Interface dataset entries
□ □ □ □ □
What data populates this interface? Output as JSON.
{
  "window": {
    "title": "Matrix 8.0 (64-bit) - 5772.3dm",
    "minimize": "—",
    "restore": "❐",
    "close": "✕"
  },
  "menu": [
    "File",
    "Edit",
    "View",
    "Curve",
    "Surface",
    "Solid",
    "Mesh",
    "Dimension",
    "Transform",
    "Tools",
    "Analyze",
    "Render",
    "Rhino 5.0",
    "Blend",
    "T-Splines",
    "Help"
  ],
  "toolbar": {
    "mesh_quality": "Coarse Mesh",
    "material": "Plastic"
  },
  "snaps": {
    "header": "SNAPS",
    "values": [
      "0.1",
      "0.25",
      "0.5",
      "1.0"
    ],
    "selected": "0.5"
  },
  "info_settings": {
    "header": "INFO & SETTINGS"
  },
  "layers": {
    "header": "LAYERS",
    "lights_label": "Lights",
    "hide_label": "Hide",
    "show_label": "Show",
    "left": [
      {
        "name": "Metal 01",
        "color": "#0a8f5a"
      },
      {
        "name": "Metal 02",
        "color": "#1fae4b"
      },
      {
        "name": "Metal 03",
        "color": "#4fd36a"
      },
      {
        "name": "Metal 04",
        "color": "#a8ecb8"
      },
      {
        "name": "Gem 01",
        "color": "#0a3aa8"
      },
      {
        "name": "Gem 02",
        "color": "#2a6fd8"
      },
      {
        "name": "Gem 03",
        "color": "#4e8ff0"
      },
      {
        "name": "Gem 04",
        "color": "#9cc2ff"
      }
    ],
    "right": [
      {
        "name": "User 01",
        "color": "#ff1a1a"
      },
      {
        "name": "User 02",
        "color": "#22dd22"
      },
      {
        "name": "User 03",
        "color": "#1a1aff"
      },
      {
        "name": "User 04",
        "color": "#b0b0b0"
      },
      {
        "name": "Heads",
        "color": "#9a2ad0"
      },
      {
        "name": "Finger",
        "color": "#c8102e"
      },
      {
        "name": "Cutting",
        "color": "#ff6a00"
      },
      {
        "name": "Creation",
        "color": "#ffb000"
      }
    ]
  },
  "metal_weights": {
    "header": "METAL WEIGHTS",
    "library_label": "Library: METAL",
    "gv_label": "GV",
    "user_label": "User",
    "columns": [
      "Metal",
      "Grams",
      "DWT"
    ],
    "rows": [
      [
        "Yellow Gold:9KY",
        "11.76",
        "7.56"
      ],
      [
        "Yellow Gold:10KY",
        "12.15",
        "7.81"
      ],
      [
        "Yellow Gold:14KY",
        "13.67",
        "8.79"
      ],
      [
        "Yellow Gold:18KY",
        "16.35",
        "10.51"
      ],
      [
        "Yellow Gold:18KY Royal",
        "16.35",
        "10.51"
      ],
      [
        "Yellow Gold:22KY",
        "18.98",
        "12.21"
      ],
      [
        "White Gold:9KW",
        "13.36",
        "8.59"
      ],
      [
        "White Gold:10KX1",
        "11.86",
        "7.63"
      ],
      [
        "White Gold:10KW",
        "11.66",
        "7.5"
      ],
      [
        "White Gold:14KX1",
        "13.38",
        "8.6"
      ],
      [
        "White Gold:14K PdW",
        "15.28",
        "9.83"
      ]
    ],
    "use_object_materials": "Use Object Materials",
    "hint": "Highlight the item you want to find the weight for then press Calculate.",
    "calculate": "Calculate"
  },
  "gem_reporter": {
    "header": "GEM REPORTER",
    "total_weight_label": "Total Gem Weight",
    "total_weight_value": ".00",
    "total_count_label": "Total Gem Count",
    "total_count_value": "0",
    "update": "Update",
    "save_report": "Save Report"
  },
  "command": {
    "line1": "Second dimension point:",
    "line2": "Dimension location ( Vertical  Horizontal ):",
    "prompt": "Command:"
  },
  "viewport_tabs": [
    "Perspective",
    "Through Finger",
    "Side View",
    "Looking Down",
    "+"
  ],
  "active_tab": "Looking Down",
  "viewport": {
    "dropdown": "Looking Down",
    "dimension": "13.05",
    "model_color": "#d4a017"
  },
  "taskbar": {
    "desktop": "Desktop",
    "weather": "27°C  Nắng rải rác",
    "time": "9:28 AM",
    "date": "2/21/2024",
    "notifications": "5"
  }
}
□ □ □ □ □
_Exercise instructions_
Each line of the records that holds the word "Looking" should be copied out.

_Task solution_
    "Looking Down",
  "active_tab": "Looking Down",
    "dropdown": "Looking Down",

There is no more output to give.